* Data extracts *
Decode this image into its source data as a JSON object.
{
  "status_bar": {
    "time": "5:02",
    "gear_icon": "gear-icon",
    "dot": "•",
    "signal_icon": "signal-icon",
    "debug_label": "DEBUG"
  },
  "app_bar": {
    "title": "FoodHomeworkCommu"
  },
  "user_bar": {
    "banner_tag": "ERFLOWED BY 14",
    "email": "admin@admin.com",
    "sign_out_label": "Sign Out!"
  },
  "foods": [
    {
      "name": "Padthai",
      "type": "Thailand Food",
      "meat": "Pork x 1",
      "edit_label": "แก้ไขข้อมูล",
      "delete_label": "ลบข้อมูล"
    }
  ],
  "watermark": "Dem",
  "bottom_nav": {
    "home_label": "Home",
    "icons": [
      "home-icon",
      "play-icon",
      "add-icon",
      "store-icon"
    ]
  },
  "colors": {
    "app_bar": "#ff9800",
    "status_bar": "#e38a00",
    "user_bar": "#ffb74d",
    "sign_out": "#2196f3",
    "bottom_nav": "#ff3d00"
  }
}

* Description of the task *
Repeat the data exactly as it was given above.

* Expected answer *
Decode this image into its source data as a JSON object.
{
  "status_bar": {
    "time": "5:02",
    "gear_icon": "gear-icon",
    "dot": "•",
    "signal_icon": "signal-icon",
    "debug_label": "DEBUG"
  },
  "app_bar": {
    "title": "FoodHomeworkCommu"
  },
  "user_bar": {
    "banner_tag": "ERFLOWED BY 14",
    "email": "admin@admin.com",
    "sign_out_label": "Sign Out!"
  },
  "foods": [
    {
      "name": "Padthai",
      "type": "Thailand Food",
      "meat": "Pork x 1",
      "edit_label": "แก้ไขข้อมูล",
      "delete_label": "ลบข้อมูล"
    }
  ],
  "watermark": "Dem",
  "bottom_nav": {
    "home_label": "Home",
    "icons": [
      "home-icon",
      "play-icon",
      "add-icon",
      "store-icon"
    ]
  },
  "colors": {
    "app_bar": "#ff9800",
    "status_bar": "#e38a00",
    "user_bar": "#ffb74d",
    "sign_out": "#2196f3",
    "bottom_nav": "#ff3d00"
  }
}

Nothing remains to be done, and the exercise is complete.